Dr. Indra Frank on Environmental Equity in Indiana

Dr. Frank explored to concepts of environmental justice and equity inside the state of Indiana at her Prindle talk with Kiara Goodwine, an EFP and member of SLP.

Indiana is ranked one of the worst states of air and water quality, further adding to the divide between urban and rural areas and socioeconomic divides in the state. Indiana urban areas are often times Superfund sites and brown fields, adding to the injustice people of color are forced to face to make a living and have a home. These are often times older homes as well, where 60% of housing in Indiana is old enough to have lead paint or plumbing, adding to the lead pollution crises that are occurring in U.S. cities, like East Chicago and Flint, Michigan. In rural areas, many individuals face issues of agricultural manure contamination (E. coli in water supplies), pesticide use and the subsequent pollution from both.

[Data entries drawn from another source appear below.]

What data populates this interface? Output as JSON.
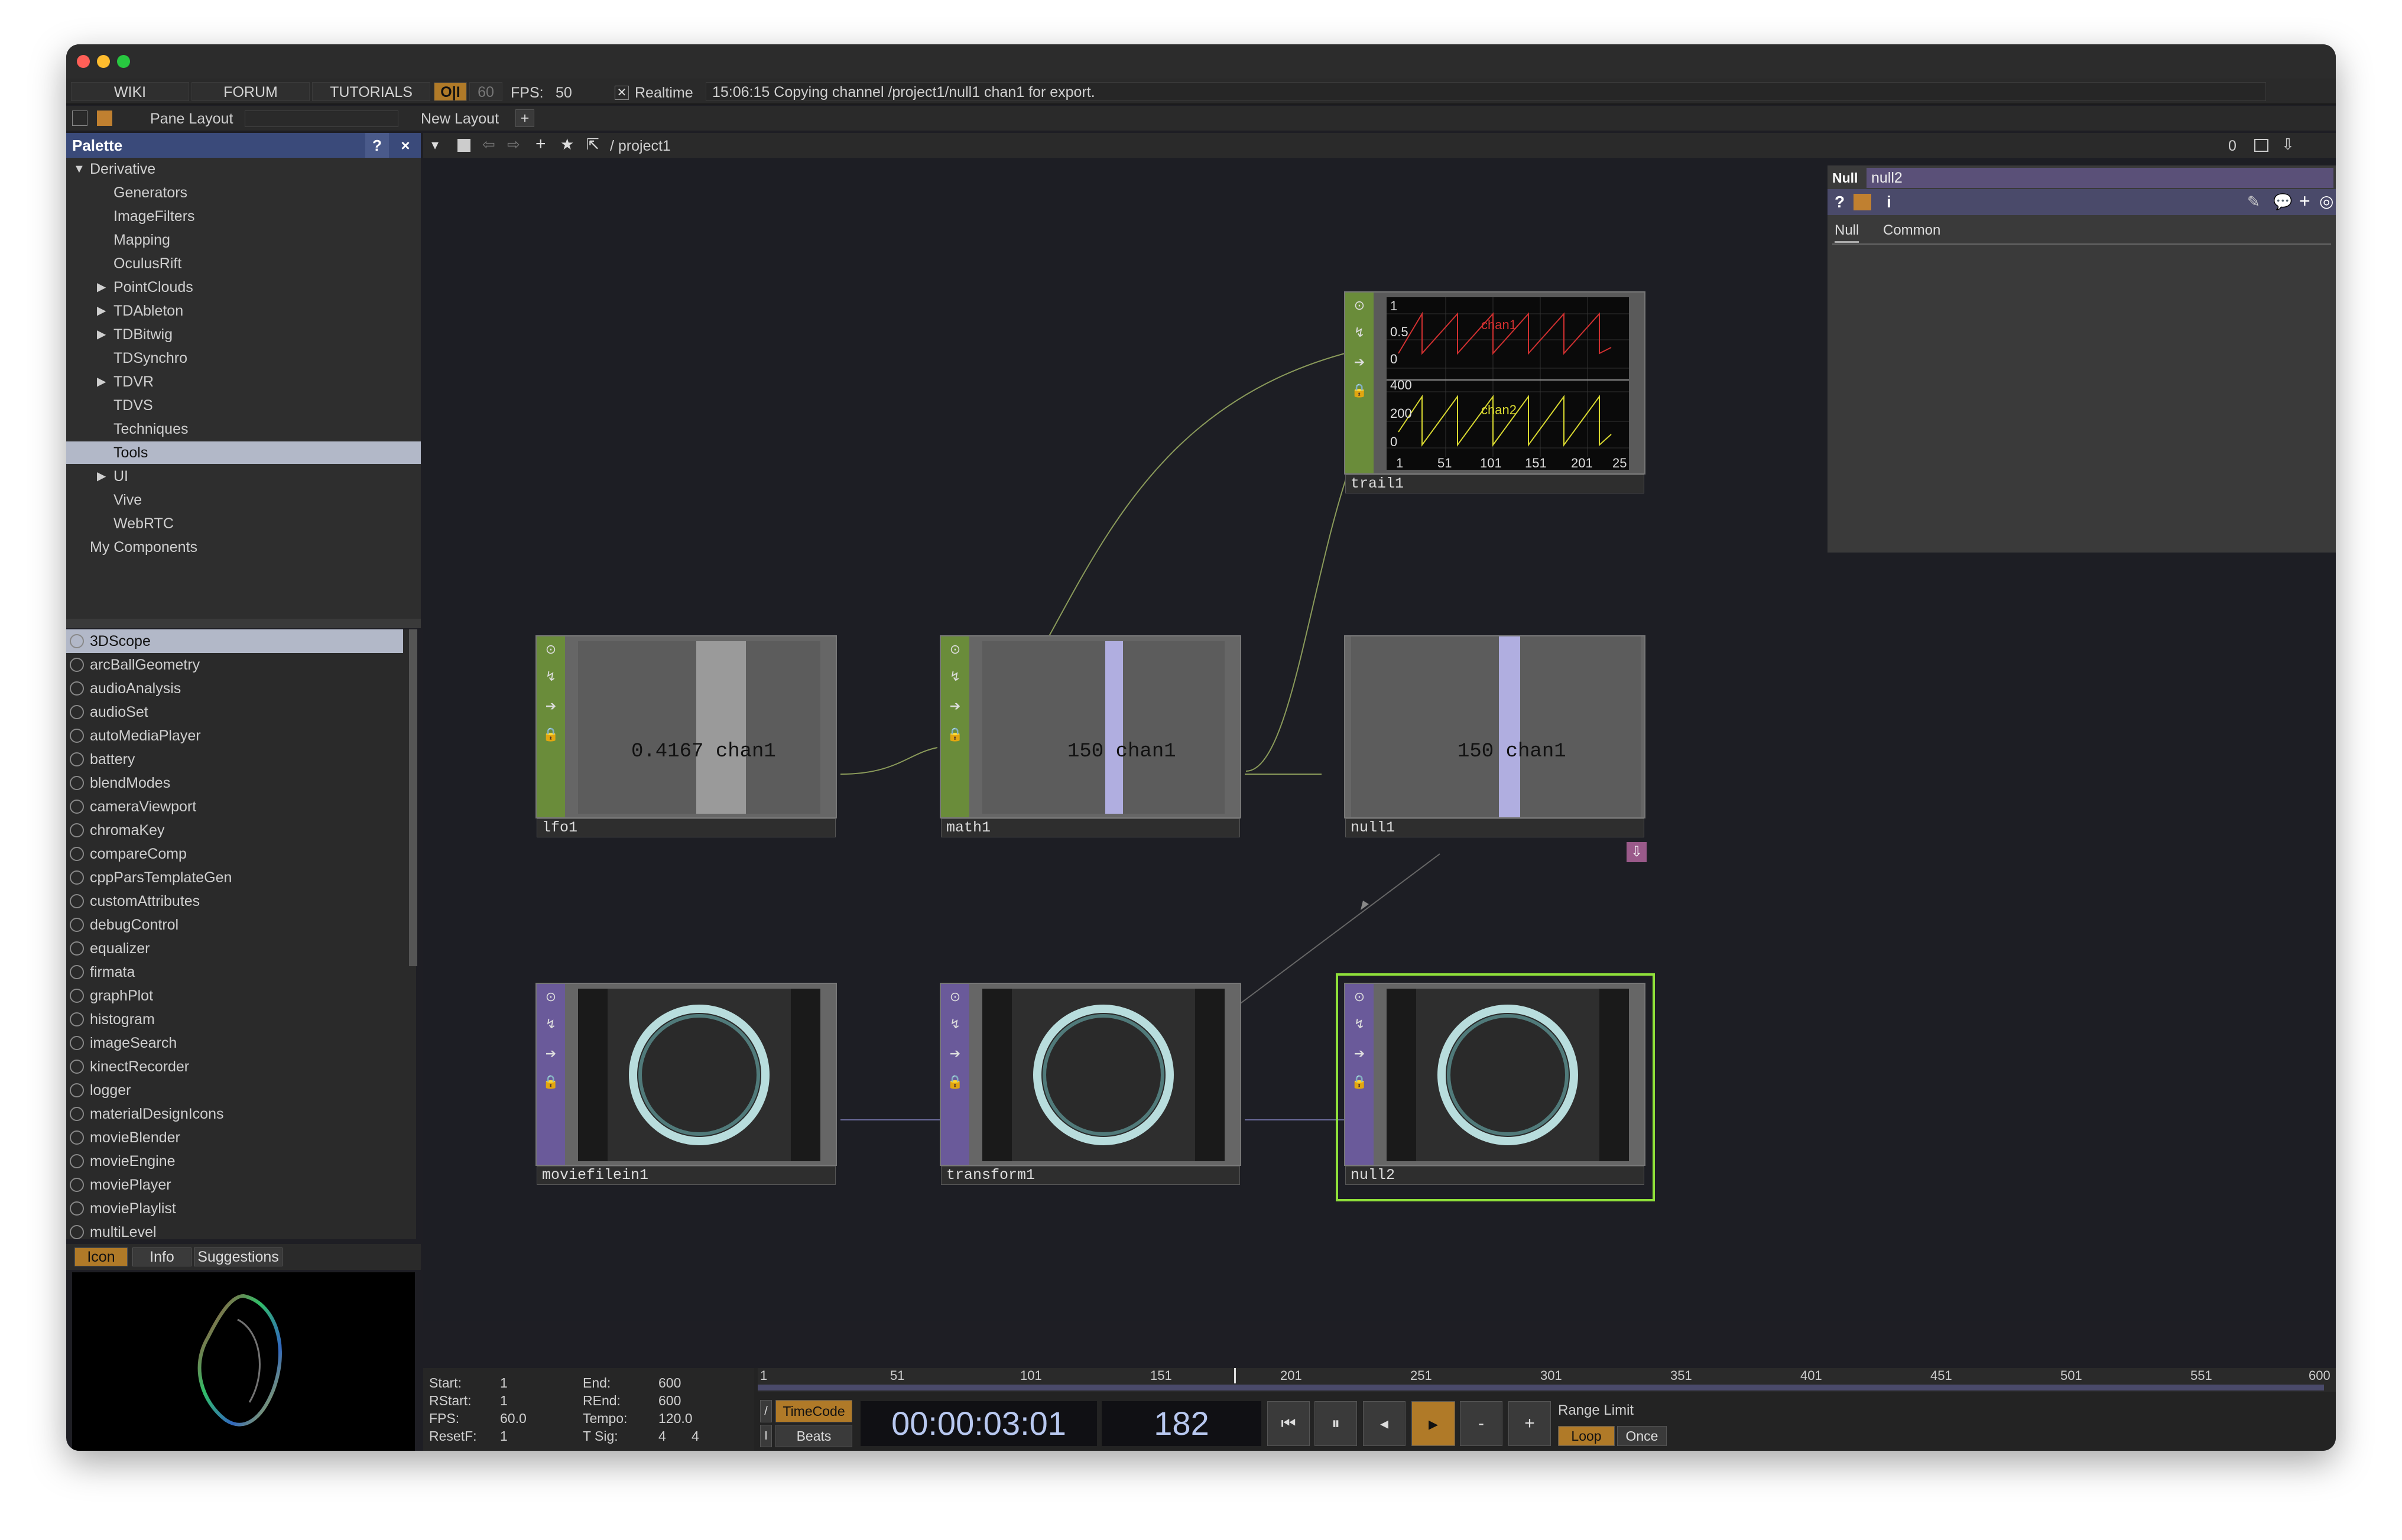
{
  "menubar": {
    "wiki": "WIKI",
    "forum": "FORUM",
    "tutorials": "TUTORIALS",
    "perf": "O|I",
    "fps_cap": "60",
    "fps_label": "FPS:",
    "fps_value": "50",
    "realtime": "Realtime",
    "status": "15:06:15 Copying channel /project1/null1 chan1 for export."
  },
  "toolbar2": {
    "pane_layout": "Pane Layout",
    "new_layout": "New Layout",
    "plus": "+"
  },
  "palette": {
    "title": "Palette",
    "help": "?",
    "close": "×",
    "tree": [
      {
        "label": "Derivative",
        "level": 0,
        "arrow": "down"
      },
      {
        "label": "Generators",
        "level": 1
      },
      {
        "label": "ImageFilters",
        "level": 1
      },
      {
        "label": "Mapping",
        "level": 1
      },
      {
        "label": "OculusRift",
        "level": 1
      },
      {
        "label": "PointClouds",
        "level": 1,
        "arrow": "right"
      },
      {
        "label": "TDAbleton",
        "level": 1,
        "arrow": "right"
      },
      {
        "label": "TDBitwig",
        "level": 1,
        "arrow": "right"
      },
      {
        "label": "TDSynchro",
        "level": 1
      },
      {
        "label": "TDVR",
        "level": 1,
        "arrow": "right"
      },
      {
        "label": "TDVS",
        "level": 1
      },
      {
        "label": "Techniques",
        "level": 1
      },
      {
        "label": "Tools",
        "level": 1,
        "selected": true
      },
      {
        "label": "UI",
        "level": 1,
        "arrow": "right"
      },
      {
        "label": "Vive",
        "level": 1
      },
      {
        "label": "WebRTC",
        "level": 1
      },
      {
        "label": "My Components",
        "level": 0
      }
    ],
    "components": [
      "3DScope",
      "arcBallGeometry",
      "audioAnalysis",
      "audioSet",
      "autoMediaPlayer",
      "battery",
      "blendModes",
      "cameraViewport",
      "chromaKey",
      "compareComp",
      "cppParsTemplateGen",
      "customAttributes",
      "debugControl",
      "equalizer",
      "firmata",
      "graphPlot",
      "histogram",
      "imageSearch",
      "kinectRecorder",
      "logger",
      "materialDesignIcons",
      "movieBlender",
      "movieEngine",
      "moviePlayer",
      "moviePlaylist",
      "multiLevel"
    ],
    "preview_tabs": [
      "Icon",
      "Info",
      "Suggestions"
    ]
  },
  "network": {
    "path": "/ project1",
    "counter": "0"
  },
  "nodes": {
    "lfo1": {
      "name": "lfo1",
      "value": "0.4167 chan1"
    },
    "math1": {
      "name": "math1",
      "value": "150 chan1"
    },
    "null1": {
      "name": "null1",
      "value": "150 chan1"
    },
    "trail1": {
      "name": "trail1",
      "chan1": "chan1",
      "chan2": "chan2",
      "y1": [
        "1",
        "0.5",
        "0"
      ],
      "y2": [
        "400",
        "200",
        "0"
      ],
      "x": [
        "1",
        "51",
        "101",
        "151",
        "201",
        "25"
      ]
    },
    "moviefilein1": {
      "name": "moviefilein1"
    },
    "transform1": {
      "name": "transform1"
    },
    "null2": {
      "name": "null2"
    }
  },
  "params": {
    "type": "Null",
    "name": "null2",
    "tabs": [
      "Null",
      "Common"
    ],
    "help": "?",
    "info": "i"
  },
  "timeline": {
    "ticks": [
      "1",
      "51",
      "101",
      "151",
      "201",
      "251",
      "301",
      "351",
      "401",
      "451",
      "501",
      "551",
      "600"
    ],
    "start_label": "Start:",
    "start": "1",
    "end_label": "End:",
    "end": "600",
    "rstart_label": "RStart:",
    "rstart": "1",
    "rend_label": "REnd:",
    "rend": "600",
    "fps_label": "FPS:",
    "fps": "60.0",
    "tempo_label": "Tempo:",
    "tempo": "120.0",
    "resetf_label": "ResetF:",
    "resetf": "1",
    "tsig_label": "T Sig:",
    "tsig_a": "4",
    "tsig_b": "4",
    "timecode_btn": "TimeCode",
    "beats_btn": "Beats",
    "timecode": "00:00:03:01",
    "frame": "182",
    "range_limit": "Range Limit",
    "loop": "Loop",
    "once": "Once",
    "minus": "-",
    "plus": "+"
  },
  "colors": {
    "chop_green": "#6a8c3a",
    "top_purple": "#6a5a9a",
    "selected_outline": "#8fe03a",
    "palette_header": "#3a4a7a"
  }
}
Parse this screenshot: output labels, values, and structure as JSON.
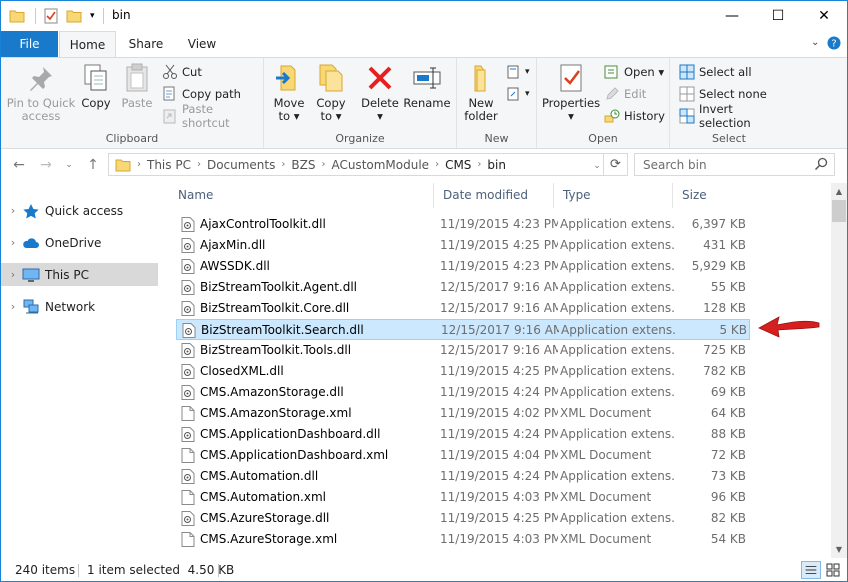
{
  "window": {
    "title": "bin",
    "minimize": "—",
    "maximize": "☐",
    "close": "✕"
  },
  "ribbon_tabs": {
    "file": "File",
    "home": "Home",
    "share": "Share",
    "view": "View"
  },
  "ribbon": {
    "clipboard": {
      "label": "Clipboard",
      "pin": "Pin to Quick\naccess",
      "copy": "Copy",
      "paste": "Paste",
      "cut": "Cut",
      "copy_path": "Copy path",
      "paste_shortcut": "Paste shortcut"
    },
    "organize": {
      "label": "Organize",
      "move_to": "Move\nto ▾",
      "copy_to": "Copy\nto ▾",
      "delete": "Delete\n▾",
      "rename": "Rename"
    },
    "new": {
      "label": "New",
      "new_folder": "New\nfolder"
    },
    "open": {
      "label": "Open",
      "properties": "Properties\n▾",
      "open": "Open ▾",
      "edit": "Edit",
      "history": "History"
    },
    "select": {
      "label": "Select",
      "select_all": "Select all",
      "select_none": "Select none",
      "invert": "Invert selection"
    }
  },
  "address": {
    "crumbs": [
      "This PC",
      "Documents",
      "BZS",
      "ACustomModule",
      "CMS",
      "bin"
    ],
    "search_placeholder": "Search bin"
  },
  "sidebar": {
    "items": [
      {
        "label": "Quick access",
        "icon": "star-icon"
      },
      {
        "label": "OneDrive",
        "icon": "cloud-icon"
      },
      {
        "label": "This PC",
        "icon": "computer-icon"
      },
      {
        "label": "Network",
        "icon": "network-icon"
      }
    ]
  },
  "columns": {
    "name": "Name",
    "date": "Date modified",
    "type": "Type",
    "size": "Size"
  },
  "files": [
    {
      "name": "AjaxControlToolkit.dll",
      "date": "11/19/2015 4:23 PM",
      "type": "Application extens...",
      "size": "6,397 KB",
      "kind": "dll"
    },
    {
      "name": "AjaxMin.dll",
      "date": "11/19/2015 4:25 PM",
      "type": "Application extens...",
      "size": "431 KB",
      "kind": "dll"
    },
    {
      "name": "AWSSDK.dll",
      "date": "11/19/2015 4:23 PM",
      "type": "Application extens...",
      "size": "5,929 KB",
      "kind": "dll"
    },
    {
      "name": "BizStreamToolkit.Agent.dll",
      "date": "12/15/2017 9:16 AM",
      "type": "Application extens...",
      "size": "55 KB",
      "kind": "dll"
    },
    {
      "name": "BizStreamToolkit.Core.dll",
      "date": "12/15/2017 9:16 AM",
      "type": "Application extens...",
      "size": "128 KB",
      "kind": "dll"
    },
    {
      "name": "BizStreamToolkit.Search.dll",
      "date": "12/15/2017 9:16 AM",
      "type": "Application extens...",
      "size": "5 KB",
      "kind": "dll",
      "selected": true
    },
    {
      "name": "BizStreamToolkit.Tools.dll",
      "date": "12/15/2017 9:16 AM",
      "type": "Application extens...",
      "size": "725 KB",
      "kind": "dll"
    },
    {
      "name": "ClosedXML.dll",
      "date": "11/19/2015 4:25 PM",
      "type": "Application extens...",
      "size": "782 KB",
      "kind": "dll"
    },
    {
      "name": "CMS.AmazonStorage.dll",
      "date": "11/19/2015 4:24 PM",
      "type": "Application extens...",
      "size": "69 KB",
      "kind": "dll"
    },
    {
      "name": "CMS.AmazonStorage.xml",
      "date": "11/19/2015 4:02 PM",
      "type": "XML Document",
      "size": "64 KB",
      "kind": "xml"
    },
    {
      "name": "CMS.ApplicationDashboard.dll",
      "date": "11/19/2015 4:24 PM",
      "type": "Application extens...",
      "size": "88 KB",
      "kind": "dll"
    },
    {
      "name": "CMS.ApplicationDashboard.xml",
      "date": "11/19/2015 4:04 PM",
      "type": "XML Document",
      "size": "72 KB",
      "kind": "xml"
    },
    {
      "name": "CMS.Automation.dll",
      "date": "11/19/2015 4:24 PM",
      "type": "Application extens...",
      "size": "73 KB",
      "kind": "dll"
    },
    {
      "name": "CMS.Automation.xml",
      "date": "11/19/2015 4:03 PM",
      "type": "XML Document",
      "size": "96 KB",
      "kind": "xml"
    },
    {
      "name": "CMS.AzureStorage.dll",
      "date": "11/19/2015 4:25 PM",
      "type": "Application extens...",
      "size": "82 KB",
      "kind": "dll"
    },
    {
      "name": "CMS.AzureStorage.xml",
      "date": "11/19/2015 4:03 PM",
      "type": "XML Document",
      "size": "54 KB",
      "kind": "xml"
    }
  ],
  "status": {
    "count": "240 items",
    "selection": "1 item selected  4.50 KB"
  },
  "colors": {
    "accent": "#1979ca",
    "selection": "#cce8ff",
    "arrow": "#d61f1f"
  }
}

Indiana must step up and become environmentally equitable for all lives and socioeconomic classes. The unfair burdens placed on minorities cannot be ignored. I urge the Hoosier Environmental Council to further push our state government to assist and pursue equality within environmental conditions that are healthy, safe, and sustainable by cutting our antiquated reliance on coal-fired power plants, enormous animal agriculture industry, and effectively making choices to alleviate and prepare for the ongoing and forthcoming effects of climate change.

I also encourage and hope DePauw evolves into a sustainable institution and environmentally conscious. DePauw has made some strides towards this goal, but there is still quite a ways to go. Installing solar panels around campus, utilizing native plants in landscaping designs, having even more local foods offered in the dining halls, water quality testing so students feel comfortable and assured their water is clean and safe to drink (considering there was a petition to bring back bottled water, yes this is an issue), and continuing too educate students on the effects of climate change and the considerable damage it has already inflicted globally.


Leave a Reply

Fill in your details below or click an icon to log in:

WordPress.com Logo

You are commenting using your WordPress.com account. Log Out / Change )

Twitter picture

You are commenting using your Twitter account. Log Out / Change )

Facebook photo

You are commenting using your Facebook account. Log Out / Change )

Google+ photo

You are commenting using your Google+ account. Log Out / Change )

Connecting to %s